Of course it’s possible, especially since GitLab isn’t fully open-source even today. GitLab CE is, yes, but that’s only a tiny fraction of GitLab’s available functionality, even for self-hosted environments.
Basically every feature on this list that doesn’t have a check-mark in the leftmost column is a GitLab EE feature that’s not part of the GitLab CE distribution, and would have to either be paid for or reimplemented locally to be part of a self-hosted GitLab CE installation. That’s a lot of features. And while most of them may be irrelevant/unnecessary, maybe comparisons between GitLab and GitHub should focus on the differences in that part of the featureset.
Just as one random cherry-pick: Merge Request Reviews
That’s a second-tier (Premium Silver) paid feature in GitLab (dotcom or CE), whereas it’s available to all GitHub users, even free accounts.
My longer reply quoting from GitLab’s product matrix got spamcanned and still hasn’t shown up. In the hopes that it eventually will, I’ll just quickly summarize:
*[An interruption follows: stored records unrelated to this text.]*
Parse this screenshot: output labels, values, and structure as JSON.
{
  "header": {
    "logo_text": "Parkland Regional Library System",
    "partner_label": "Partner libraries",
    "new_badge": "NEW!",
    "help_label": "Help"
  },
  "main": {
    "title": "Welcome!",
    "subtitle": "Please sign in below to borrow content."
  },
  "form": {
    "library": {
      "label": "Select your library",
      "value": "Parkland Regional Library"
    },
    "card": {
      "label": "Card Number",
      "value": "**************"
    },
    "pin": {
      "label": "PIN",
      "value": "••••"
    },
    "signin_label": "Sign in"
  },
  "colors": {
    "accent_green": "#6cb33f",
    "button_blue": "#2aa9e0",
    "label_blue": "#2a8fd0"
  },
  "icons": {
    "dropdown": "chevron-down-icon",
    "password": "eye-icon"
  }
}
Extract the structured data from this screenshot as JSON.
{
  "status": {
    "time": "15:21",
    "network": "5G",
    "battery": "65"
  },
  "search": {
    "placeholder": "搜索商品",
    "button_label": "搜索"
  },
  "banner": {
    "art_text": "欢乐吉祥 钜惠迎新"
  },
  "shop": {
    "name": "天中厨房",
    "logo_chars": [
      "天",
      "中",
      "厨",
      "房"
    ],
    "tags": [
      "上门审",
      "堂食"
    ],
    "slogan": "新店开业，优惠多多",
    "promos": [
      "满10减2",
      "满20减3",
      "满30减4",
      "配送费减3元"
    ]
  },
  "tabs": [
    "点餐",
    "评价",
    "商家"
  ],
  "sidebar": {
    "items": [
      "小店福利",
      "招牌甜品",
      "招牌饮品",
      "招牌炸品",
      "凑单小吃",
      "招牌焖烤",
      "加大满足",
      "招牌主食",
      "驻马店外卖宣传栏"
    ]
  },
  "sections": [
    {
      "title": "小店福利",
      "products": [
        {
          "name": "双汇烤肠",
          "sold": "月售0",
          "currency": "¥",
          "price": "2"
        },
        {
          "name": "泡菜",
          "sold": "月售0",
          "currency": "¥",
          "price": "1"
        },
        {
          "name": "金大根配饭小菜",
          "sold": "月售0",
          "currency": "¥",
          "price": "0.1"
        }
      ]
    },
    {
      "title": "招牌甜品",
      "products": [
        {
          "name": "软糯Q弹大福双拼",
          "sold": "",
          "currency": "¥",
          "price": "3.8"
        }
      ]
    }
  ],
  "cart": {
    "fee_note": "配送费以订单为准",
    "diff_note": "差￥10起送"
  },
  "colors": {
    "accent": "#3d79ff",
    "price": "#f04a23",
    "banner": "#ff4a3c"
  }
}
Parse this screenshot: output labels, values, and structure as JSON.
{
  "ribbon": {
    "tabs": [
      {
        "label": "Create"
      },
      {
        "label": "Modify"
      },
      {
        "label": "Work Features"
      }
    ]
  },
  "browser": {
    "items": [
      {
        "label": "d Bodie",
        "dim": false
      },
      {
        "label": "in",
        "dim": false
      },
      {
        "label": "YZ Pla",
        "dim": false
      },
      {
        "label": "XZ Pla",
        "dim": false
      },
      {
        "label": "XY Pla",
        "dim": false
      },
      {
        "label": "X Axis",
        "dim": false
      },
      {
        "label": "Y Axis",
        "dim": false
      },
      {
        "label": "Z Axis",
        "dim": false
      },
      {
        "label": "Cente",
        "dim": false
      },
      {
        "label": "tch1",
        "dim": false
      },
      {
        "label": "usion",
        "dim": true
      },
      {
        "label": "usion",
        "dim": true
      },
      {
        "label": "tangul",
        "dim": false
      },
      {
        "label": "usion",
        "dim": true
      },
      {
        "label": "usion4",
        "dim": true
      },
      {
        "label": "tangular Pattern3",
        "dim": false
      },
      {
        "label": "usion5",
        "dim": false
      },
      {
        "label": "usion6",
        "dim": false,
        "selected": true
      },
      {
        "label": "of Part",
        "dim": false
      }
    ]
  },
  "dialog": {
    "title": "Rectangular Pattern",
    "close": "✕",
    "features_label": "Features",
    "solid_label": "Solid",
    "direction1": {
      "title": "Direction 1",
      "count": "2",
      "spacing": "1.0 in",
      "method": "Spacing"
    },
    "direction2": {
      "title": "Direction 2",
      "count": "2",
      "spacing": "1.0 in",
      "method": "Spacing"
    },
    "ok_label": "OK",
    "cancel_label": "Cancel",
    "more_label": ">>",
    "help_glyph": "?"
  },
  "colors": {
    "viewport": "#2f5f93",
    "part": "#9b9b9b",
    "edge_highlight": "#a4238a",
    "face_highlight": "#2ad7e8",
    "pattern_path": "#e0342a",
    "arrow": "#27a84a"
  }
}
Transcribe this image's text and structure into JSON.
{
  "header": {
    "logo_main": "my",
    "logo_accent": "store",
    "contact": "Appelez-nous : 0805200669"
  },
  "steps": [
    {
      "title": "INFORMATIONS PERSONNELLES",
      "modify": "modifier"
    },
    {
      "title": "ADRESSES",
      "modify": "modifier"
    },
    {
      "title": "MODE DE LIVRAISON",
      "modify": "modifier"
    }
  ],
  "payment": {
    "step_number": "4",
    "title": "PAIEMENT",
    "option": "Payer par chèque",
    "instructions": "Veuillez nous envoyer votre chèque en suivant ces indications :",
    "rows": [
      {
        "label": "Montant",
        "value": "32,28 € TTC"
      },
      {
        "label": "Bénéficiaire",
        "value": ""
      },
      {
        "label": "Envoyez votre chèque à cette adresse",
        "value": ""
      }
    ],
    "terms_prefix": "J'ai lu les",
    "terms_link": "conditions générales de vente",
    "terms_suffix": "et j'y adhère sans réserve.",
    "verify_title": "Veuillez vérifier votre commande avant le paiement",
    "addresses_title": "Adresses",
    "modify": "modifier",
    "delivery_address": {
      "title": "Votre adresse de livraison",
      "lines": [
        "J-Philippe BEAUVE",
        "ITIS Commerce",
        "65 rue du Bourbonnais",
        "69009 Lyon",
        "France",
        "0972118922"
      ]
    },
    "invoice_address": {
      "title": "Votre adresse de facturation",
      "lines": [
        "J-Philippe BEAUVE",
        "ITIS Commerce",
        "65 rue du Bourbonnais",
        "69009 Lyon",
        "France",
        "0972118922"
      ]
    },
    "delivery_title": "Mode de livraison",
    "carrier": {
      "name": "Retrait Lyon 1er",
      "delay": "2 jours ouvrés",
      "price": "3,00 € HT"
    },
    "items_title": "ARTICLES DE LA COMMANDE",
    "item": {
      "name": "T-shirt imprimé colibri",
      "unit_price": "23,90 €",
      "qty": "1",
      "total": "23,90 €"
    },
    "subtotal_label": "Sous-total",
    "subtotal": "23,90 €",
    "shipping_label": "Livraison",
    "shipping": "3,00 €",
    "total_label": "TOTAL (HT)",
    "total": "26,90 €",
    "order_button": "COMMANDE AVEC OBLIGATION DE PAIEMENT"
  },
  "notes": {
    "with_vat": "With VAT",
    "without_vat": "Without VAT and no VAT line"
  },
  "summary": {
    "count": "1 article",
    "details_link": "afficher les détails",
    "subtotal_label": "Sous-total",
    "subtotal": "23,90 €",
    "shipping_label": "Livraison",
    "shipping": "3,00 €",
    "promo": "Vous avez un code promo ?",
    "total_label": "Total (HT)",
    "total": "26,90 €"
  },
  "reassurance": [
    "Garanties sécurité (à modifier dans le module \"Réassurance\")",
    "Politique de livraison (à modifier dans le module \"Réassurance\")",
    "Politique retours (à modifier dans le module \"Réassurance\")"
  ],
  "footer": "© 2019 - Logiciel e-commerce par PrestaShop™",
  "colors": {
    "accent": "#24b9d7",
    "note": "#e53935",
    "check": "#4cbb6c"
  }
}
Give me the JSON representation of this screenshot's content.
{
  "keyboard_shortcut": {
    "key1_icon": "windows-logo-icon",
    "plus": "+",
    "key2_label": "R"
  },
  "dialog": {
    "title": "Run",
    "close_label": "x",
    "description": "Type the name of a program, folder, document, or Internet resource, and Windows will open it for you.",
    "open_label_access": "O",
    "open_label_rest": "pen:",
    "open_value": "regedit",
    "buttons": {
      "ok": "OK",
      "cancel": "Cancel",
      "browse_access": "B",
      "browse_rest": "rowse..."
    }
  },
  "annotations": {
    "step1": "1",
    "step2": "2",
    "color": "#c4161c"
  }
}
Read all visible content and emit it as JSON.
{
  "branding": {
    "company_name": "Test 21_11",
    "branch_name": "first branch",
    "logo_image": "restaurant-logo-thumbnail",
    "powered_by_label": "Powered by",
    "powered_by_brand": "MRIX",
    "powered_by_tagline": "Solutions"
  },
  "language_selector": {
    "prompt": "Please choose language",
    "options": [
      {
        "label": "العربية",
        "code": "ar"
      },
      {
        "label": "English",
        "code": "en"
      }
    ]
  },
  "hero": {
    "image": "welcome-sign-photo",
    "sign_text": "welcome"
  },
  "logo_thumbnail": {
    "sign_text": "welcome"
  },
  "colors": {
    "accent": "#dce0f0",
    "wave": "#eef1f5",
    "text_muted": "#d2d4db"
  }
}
GitLab CE is only a small portion of the GitLab featureset even today, and anything beyond that which isn’t part of CE would have to either be paid for or reimplemented locally. That’s true regardless whether we consider the dotcom or self-hosted scenario. And it’s a lot of features, including some that GitHub makes available to all users (even free accounts). Perhaps comparisons between the two should focus on those. (“Merge Request Reviews” was my cherry-pick.)